Work item – Retrieve each line that contains the word "Your" from the entries below.

Records from a data collection –
*****
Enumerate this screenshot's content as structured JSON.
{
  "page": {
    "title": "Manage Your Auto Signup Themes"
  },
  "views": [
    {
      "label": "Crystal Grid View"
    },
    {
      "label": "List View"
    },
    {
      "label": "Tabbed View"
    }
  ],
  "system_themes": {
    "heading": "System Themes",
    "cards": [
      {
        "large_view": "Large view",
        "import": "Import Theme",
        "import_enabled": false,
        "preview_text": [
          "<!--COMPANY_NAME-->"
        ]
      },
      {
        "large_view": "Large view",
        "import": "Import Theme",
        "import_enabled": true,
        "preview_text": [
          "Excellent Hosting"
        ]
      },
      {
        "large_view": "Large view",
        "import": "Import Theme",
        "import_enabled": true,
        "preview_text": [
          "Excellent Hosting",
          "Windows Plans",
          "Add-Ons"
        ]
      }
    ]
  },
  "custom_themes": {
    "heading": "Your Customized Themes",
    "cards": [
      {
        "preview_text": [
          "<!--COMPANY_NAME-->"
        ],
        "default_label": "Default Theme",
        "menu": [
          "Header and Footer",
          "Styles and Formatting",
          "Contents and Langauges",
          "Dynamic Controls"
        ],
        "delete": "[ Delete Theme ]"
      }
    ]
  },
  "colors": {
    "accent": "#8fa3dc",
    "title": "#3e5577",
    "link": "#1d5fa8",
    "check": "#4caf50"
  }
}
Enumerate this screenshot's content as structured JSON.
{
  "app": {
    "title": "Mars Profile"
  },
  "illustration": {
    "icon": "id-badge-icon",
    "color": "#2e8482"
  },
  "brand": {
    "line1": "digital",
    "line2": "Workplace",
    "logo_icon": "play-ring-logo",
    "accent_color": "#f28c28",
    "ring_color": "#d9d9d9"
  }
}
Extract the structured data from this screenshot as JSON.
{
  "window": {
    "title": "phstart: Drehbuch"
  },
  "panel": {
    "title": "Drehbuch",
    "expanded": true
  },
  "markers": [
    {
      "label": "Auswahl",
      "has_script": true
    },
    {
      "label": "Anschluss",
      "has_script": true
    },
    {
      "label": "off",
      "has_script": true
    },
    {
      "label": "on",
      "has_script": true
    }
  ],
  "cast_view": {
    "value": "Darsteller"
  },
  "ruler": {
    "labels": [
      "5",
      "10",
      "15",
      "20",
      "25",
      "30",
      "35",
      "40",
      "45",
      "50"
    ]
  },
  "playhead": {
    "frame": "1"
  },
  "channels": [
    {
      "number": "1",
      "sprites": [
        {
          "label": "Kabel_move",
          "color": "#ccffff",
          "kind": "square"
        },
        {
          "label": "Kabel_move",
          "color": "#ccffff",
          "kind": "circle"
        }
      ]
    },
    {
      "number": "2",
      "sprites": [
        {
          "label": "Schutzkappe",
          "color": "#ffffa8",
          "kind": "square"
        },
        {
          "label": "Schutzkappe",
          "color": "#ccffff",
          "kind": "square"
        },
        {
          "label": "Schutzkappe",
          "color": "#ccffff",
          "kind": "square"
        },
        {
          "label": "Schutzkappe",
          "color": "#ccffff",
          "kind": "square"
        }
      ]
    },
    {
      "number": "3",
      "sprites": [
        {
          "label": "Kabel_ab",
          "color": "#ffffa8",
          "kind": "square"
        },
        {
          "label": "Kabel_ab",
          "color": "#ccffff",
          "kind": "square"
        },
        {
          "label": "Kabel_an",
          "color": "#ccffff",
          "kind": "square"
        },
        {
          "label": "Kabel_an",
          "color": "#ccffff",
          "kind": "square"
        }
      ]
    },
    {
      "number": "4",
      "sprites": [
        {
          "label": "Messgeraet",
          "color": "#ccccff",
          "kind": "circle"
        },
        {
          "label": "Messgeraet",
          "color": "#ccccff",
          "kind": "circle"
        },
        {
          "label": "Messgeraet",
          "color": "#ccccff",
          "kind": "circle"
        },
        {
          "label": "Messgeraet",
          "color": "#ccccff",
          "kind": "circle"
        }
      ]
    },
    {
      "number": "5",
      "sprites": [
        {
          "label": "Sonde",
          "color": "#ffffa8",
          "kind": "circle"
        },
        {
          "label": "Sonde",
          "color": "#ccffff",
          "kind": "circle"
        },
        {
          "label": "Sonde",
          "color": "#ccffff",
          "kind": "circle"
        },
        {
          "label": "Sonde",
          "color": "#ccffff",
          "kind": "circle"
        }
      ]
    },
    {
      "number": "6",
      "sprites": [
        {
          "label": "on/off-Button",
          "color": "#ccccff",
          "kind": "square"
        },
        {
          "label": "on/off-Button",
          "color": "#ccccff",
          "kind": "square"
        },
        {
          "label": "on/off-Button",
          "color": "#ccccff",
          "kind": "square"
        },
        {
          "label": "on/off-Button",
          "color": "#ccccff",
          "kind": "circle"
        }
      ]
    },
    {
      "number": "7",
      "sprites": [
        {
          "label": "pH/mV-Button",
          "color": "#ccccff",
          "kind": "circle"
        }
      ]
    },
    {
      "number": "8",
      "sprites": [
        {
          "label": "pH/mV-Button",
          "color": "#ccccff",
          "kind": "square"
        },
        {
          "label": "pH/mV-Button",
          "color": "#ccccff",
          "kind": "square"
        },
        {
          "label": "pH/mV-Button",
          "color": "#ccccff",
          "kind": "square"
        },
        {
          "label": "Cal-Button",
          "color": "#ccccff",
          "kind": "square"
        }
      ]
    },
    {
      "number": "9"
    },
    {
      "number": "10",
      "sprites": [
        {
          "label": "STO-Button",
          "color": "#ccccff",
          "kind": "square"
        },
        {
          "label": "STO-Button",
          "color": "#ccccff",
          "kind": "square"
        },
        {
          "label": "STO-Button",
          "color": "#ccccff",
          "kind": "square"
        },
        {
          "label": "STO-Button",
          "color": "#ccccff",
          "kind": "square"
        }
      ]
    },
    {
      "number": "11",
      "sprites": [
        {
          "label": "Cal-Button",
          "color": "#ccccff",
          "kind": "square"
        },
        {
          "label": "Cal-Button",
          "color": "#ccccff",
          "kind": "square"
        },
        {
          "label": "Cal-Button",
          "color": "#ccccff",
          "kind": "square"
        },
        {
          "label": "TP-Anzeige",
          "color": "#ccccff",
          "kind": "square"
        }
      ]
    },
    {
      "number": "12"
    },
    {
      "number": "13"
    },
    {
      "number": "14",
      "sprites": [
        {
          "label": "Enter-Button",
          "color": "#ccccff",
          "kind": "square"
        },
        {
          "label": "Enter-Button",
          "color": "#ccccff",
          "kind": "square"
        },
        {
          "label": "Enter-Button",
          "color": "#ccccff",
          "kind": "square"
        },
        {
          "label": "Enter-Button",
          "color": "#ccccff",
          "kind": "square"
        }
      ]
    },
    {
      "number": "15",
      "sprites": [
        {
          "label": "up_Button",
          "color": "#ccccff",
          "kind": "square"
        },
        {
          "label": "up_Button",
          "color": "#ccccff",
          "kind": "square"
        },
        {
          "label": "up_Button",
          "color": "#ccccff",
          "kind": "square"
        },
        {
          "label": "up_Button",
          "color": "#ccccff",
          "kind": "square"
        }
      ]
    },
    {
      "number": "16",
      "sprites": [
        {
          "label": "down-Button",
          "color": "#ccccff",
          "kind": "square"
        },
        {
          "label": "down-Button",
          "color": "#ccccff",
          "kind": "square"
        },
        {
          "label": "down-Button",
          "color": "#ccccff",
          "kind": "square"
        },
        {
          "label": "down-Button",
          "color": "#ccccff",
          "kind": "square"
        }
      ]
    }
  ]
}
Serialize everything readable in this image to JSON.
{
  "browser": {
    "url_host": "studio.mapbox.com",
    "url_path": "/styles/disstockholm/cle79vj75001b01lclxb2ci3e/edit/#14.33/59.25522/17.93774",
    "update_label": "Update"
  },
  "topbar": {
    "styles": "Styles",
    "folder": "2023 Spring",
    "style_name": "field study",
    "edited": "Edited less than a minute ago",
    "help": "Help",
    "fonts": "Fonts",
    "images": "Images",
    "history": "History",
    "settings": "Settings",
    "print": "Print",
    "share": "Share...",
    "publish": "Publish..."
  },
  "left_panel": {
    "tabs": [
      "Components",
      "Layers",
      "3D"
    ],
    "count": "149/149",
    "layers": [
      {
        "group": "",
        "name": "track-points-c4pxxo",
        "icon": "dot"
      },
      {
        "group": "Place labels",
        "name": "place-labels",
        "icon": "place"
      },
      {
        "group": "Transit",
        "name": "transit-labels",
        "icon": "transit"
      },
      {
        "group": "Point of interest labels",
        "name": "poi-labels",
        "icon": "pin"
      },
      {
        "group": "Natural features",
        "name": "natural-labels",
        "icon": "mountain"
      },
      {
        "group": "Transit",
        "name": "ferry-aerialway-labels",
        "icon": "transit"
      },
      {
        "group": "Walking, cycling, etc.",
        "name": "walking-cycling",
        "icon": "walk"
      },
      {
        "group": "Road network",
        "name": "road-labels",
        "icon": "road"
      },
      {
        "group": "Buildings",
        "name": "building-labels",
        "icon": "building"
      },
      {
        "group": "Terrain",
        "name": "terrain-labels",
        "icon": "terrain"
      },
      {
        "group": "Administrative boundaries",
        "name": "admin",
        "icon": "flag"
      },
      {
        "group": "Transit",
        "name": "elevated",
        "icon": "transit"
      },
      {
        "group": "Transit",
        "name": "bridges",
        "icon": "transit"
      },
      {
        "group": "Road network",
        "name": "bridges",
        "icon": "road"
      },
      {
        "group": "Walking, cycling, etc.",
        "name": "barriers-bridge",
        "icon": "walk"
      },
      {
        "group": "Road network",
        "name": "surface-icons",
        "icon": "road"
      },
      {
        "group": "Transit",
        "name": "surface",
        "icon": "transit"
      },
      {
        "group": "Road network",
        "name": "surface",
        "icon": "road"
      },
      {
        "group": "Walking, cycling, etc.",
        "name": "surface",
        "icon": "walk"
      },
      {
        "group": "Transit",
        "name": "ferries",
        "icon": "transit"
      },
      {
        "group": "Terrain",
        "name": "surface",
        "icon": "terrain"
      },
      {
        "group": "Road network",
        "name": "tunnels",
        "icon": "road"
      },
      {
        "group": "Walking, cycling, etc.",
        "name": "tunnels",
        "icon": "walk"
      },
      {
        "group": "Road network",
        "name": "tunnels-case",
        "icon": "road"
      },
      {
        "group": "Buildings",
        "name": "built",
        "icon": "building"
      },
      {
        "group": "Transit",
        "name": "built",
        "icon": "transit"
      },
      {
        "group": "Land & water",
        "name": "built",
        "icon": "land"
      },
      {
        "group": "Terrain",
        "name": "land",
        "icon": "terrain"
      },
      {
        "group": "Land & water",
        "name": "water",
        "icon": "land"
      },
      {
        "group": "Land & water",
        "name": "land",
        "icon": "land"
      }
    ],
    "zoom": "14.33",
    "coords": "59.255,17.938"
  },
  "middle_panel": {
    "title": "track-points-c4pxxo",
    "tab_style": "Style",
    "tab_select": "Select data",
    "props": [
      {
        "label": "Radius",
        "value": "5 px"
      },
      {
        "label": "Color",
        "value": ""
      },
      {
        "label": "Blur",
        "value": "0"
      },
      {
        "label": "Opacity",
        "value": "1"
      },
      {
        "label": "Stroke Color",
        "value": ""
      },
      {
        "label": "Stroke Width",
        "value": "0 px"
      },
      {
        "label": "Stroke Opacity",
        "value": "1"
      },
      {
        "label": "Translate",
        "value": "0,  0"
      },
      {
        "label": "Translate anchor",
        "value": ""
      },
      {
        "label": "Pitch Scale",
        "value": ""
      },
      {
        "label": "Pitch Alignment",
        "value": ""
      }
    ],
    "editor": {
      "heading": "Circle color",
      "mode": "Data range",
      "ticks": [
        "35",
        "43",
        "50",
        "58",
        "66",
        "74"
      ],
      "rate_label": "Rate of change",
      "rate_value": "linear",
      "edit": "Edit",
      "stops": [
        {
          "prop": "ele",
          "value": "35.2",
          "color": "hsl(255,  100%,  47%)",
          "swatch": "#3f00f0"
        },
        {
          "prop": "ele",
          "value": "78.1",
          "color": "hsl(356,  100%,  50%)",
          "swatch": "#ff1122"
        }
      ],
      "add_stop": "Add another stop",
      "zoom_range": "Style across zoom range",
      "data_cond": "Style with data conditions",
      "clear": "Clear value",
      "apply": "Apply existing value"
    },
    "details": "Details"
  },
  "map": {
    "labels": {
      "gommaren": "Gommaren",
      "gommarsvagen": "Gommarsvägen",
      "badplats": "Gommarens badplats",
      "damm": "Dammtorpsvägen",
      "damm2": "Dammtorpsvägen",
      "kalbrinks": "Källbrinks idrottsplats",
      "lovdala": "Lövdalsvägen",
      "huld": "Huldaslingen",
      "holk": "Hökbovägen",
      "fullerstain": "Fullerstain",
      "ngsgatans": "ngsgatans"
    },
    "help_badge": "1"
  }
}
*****
Solution –
    "title": "Manage Your Auto Signup Themes"
    "heading": "Your Customized Themes",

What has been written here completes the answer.